Interferon-lambda Clinical Trial Underway

Valerie McCarthy is examined by Hector Bonilla, MD, for a new trial.

Photo by Steve Fisch

Stanford Medicine researchers are examining whether the drug interferon-lambda can act as an effective therapy for patients with mild cases of COVID-19. According to a Stanford Medicine news release, interferon-lambda may help relieve symptoms of coronavirus, lead to a faster recovery and reduce the likelihood that infected individuals transmit the disease.

Investigators say the goal of the study, which will monitor 120 COVID-19 patients over 28 days, is to determine if the drug prevents viral shedding. As explained by co-lead researcher Upinder Singh, MD, professor of infectious diseases and geographic medicine, patients with a mild form of the disease are often transmitters and “limiting viral shedding from this group would reduce transmission to family members and others,” a critical step in controlling its spread. Singh also notes that, although Food and Drug Administration approved Remdesivir has been proven safe and effective, it’s restricted for use in hospitalized patients only, leaving outpatients with no treatment options.

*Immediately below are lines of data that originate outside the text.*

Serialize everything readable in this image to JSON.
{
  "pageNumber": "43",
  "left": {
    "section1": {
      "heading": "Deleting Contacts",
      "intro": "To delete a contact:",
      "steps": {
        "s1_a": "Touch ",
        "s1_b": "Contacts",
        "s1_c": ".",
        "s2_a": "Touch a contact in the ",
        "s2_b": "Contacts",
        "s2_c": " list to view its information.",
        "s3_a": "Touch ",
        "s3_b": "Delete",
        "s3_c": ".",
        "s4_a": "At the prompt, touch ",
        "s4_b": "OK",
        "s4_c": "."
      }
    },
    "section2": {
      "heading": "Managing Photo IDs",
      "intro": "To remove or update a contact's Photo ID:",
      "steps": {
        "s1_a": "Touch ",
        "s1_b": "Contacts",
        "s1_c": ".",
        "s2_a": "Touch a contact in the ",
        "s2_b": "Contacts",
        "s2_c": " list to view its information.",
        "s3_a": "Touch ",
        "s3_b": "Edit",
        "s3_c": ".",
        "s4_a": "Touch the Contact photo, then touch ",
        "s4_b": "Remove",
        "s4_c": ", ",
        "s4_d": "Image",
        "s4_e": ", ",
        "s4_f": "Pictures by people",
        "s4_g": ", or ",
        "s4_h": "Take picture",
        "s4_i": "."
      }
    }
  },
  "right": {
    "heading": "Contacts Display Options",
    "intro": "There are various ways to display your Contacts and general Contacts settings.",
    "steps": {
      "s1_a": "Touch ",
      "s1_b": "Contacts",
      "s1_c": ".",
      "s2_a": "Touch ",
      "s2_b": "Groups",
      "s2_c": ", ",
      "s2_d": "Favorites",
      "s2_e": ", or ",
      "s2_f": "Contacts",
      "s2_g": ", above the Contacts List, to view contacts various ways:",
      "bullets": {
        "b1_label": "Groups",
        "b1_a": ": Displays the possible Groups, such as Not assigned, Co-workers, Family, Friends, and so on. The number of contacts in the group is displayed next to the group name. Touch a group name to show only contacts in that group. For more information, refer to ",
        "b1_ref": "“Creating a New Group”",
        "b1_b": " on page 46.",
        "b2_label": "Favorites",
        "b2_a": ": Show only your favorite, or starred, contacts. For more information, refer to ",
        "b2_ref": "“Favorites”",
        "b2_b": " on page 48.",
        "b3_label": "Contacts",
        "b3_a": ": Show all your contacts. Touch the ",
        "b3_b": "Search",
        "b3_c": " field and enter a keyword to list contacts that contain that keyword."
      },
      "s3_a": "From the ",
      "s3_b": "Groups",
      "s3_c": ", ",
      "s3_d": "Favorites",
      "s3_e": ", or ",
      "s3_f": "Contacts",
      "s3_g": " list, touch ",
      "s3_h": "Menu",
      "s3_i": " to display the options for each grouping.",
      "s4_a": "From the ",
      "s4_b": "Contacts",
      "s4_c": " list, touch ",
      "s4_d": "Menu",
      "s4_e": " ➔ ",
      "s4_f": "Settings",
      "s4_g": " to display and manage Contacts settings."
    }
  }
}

Interferon-lambda is a manufactured form of a naturally occurring protein and, as reported in the news article, the medication orchestrates the body’s natural defenses against infection by activating cells in the immune system. Prior laboratory testing suggests that lambda-interferon may be helpful in controlling viruses that cause respiratory illnesses, including influenza and SARS, that can be fatal. It has also been investigated as a treatment for hepatitis.

Learn more about the study here